Why Is Lubrication And Temperature Regulation So Important For Your Engine?

Your engine is the place where fuel combustion happens, which is the
process that renders your motor a fuel combustion engine. Combustion,
or burning, is a simple chemical process where fuel and air combine to release
energy. All this happens in your engine block, and then your engine partially
converts the same energy to power the motor.

How? As the combustion expands, the gases push on the pistons. The
pressure on the them then rotates the crankshaft.

Your car moves because the rotating crankshaft triggers a system of
gears known as your powertrain which sends the energy and movement to your
wheels.


Common Engine Block Problems

engine block

Engine blocks are sturdy and often last the lifetime of the vehicle.
Despite this, engine blocks may encounter problems causing them to fail.

The four most common engine block problems include:


  • Internal
    engine coolant leaks
  • External
    engine coolant leaks
  • Cracked
    engine blocks
  • Porous
    engine block

Internal Engine Coolant Leak

internal engine coolant leak

When a faulty gasket allows water and engine oil to mix, you might
see the coolant expansion tank levels drop. Another common sign of an internal
coolant leak is the build-up of a thick cream under your oil filler cap.


External Engine Coolant Leak

external engine coolant leak

If you move your vehicle and discover a puddle of water where your
engine was parked, then you might have an external leak. External engine
coolant leaks happen when you have a leaky water pump or house.

Puddles are also a sign of a crack in the engine block.


Cracked Engine Block

cracked engine block

Spotting a large water or oil puddle under the front of your vehicle
is a clear sign of a cracked engine block. If you see a pool of oil, check the
dipstick. A distinct lack of oil almost confirms it.

If you suspect your engine block now boasts a crack, don’t try to
start your car. You enjoy a sound that fatally marries a screeching and
grinding noise that you never want to hear again.

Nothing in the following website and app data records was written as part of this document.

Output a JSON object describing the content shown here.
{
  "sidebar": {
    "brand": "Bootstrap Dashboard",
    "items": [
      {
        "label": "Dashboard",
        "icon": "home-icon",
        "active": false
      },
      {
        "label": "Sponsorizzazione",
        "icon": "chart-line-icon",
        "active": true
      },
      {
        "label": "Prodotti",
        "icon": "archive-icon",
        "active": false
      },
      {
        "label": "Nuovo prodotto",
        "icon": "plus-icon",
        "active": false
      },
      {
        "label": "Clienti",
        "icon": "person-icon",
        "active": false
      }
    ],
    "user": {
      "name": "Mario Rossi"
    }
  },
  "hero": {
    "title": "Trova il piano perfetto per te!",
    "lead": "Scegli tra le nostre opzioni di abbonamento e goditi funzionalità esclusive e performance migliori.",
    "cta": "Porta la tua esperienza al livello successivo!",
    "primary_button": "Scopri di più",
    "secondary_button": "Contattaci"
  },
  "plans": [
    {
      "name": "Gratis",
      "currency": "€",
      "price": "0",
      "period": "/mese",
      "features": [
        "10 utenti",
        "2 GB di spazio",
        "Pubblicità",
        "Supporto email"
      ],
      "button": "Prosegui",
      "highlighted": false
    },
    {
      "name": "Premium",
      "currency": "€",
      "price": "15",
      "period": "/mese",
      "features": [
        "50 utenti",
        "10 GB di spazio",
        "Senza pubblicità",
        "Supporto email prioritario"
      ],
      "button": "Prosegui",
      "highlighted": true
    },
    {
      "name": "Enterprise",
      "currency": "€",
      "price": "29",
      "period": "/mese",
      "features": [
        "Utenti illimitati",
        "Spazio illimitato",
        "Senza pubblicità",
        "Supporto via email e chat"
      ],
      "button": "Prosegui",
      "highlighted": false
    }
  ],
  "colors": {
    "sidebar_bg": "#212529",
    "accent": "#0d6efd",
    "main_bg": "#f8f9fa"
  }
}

Cracked engine blocks are often the result of a deep freeze or
overheating. Outside air temperature alone can’t do such severe damage. Excess
heat is the result of a lack of coolant, which causes the overheated portions
of the block to expand and places stress on the block.

A failed water pump might also lead to a cracked block because it
stops the coolant from flowing through the system.

In rare cases, you might find you created a system capable of
overheating by adding a turbo- or supercharger to your engine. If your engine
wasn’t designed to handle that kind of power, the engine overheats and creates
expansion and flexing in the block, which again allows cracking.

Only in rare cases does an engine block fail due to a casting error.
Your vehicle or parts warranty should cover casting problems.

Your engine doesn’t just crack. Expect to see symptoms before
finding a big puddle of oil. The most common signs of a potential engine crack
include:


  • Overheating
  • Decreased
    engine performance
  • Mixing
    antifreeze and motor oil
  • Emitting
    smoke from under the hood

Porous Engine Block

Contaminants that infiltrate your casting when it’s still in the
factory might contribute to problems down the road. Most of the time, they
don’t cause an issue with the block itself. However, they can create issues with gaskets and gasket
seals that require some maintenance.

As with a casting error, there’s no fixing a porous engine block. It
arrived broken, and manufacturer’s warranties should cover it.

In the case of a porous block causing a broken gasket seal, you’ll
likely need to pay for the repair itself because these fall into the category
of wear and tear items. The parts themselves are cheap, but labor can be
costly.


Failed Engine Block? Big Problems

Without an engine block, you don’t have a car. Fortunately,
manufacturers design these heavy, cast iron casings to last across the lifespan
of your vehicle as a whole.

The difference between an engine block vs cylinder block is barely
perceptible today given the dominant use of the cast iron block casing. If you
hear the words interchangeably, the speaker isn’t wrong. It’s correct to use
one in place of the other.

Questions about the engine block and engine
block repair? Share your questions and thoughts in the comments below.


 

Pin It on Pinterest

Share This